* [REQUIRED ACTION]
Restating the records exactly is the whole task.

Page and application data records:
■ ■ ■ ■ ■ ■ ■

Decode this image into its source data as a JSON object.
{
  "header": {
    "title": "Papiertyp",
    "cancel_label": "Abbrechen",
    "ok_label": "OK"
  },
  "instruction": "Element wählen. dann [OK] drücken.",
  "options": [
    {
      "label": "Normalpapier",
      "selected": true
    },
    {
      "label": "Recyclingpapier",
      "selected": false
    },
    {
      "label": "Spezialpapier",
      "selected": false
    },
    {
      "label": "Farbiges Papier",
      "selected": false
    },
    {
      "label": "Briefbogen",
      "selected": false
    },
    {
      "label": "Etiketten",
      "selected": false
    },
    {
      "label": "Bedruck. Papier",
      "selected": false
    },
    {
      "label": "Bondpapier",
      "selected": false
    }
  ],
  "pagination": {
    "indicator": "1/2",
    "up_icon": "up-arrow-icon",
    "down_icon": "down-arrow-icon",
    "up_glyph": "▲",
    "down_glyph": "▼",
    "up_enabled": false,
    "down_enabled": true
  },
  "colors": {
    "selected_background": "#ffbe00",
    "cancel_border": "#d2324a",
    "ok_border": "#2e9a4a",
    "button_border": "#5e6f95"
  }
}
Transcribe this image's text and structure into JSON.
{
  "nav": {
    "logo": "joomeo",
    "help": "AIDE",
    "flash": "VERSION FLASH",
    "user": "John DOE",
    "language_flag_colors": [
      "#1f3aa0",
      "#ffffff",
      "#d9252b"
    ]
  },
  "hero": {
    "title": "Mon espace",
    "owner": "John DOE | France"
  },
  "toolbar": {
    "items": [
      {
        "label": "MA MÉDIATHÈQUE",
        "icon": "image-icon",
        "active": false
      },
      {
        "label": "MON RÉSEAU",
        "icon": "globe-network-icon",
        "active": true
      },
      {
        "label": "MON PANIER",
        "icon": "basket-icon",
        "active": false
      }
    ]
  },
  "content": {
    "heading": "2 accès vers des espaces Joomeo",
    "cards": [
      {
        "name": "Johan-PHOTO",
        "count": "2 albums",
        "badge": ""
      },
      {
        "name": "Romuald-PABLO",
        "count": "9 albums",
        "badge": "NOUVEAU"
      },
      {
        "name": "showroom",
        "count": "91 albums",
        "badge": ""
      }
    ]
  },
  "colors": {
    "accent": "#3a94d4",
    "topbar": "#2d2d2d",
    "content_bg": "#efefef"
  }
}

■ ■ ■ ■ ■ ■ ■

* [EXPECTED OUTPUT]
Decode this image into its source data as a JSON object.
{
  "header": {
    "title": "Papiertyp",
    "cancel_label": "Abbrechen",
    "ok_label": "OK"
  },
  "instruction": "Element wählen. dann [OK] drücken.",
  "options": [
    {
      "label": "Normalpapier",
      "selected": true
    },
    {
      "label": "Recyclingpapier",
      "selected": false
    },
    {
      "label": "Spezialpapier",
      "selected": false
    },
    {
      "label": "Farbiges Papier",
      "selected": false
    },
    {
      "label": "Briefbogen",
      "selected": false
    },
    {
      "label": "Etiketten",
      "selected": false
    },
    {
      "label": "Bedruck. Papier",
      "selected": false
    },
    {
      "label": "Bondpapier",
      "selected": false
    }
  ],
  "pagination": {
    "indicator": "1/2",
    "up_icon": "up-arrow-icon",
    "down_icon": "down-arrow-icon",
    "up_glyph": "▲",
    "down_glyph": "▼",
    "up_enabled": false,
    "down_enabled": true
  },
  "colors": {
    "selected_background": "#ffbe00",
    "cancel_border": "#d2324a",
    "ok_border": "#2e9a4a",
    "button_border": "#5e6f95"
  }
}
Transcribe this image's text and structure into JSON.
{
  "nav": {
    "logo": "joomeo",
    "help": "AIDE",
    "flash": "VERSION FLASH",
    "user": "John DOE",
    "language_flag_colors": [
      "#1f3aa0",
      "#ffffff",
      "#d9252b"
    ]
  },
  "hero": {
    "title": "Mon espace",
    "owner": "John DOE | France"
  },
  "toolbar": {
    "items": [
      {
        "label": "MA MÉDIATHÈQUE",
        "icon": "image-icon",
        "active": false
      },
      {
        "label": "MON RÉSEAU",
        "icon": "globe-network-icon",
        "active": true
      },
      {
        "label": "MON PANIER",
        "icon": "basket-icon",
        "active": false
      }
    ]
  },
  "content": {
    "heading": "2 accès vers des espaces Joomeo",
    "cards": [
      {
        "name": "Johan-PHOTO",
        "count": "2 albums",
        "badge": ""
      },
      {
        "name": "Romuald-PABLO",
        "count": "9 albums",
        "badge": "NOUVEAU"
      },
      {
        "name": "showroom",
        "count": "91 albums",
        "badge": ""
      }
    ]
  },
  "colors": {
    "accent": "#3a94d4",
    "topbar": "#2d2d2d",
    "content_bg": "#efefef"
  }
}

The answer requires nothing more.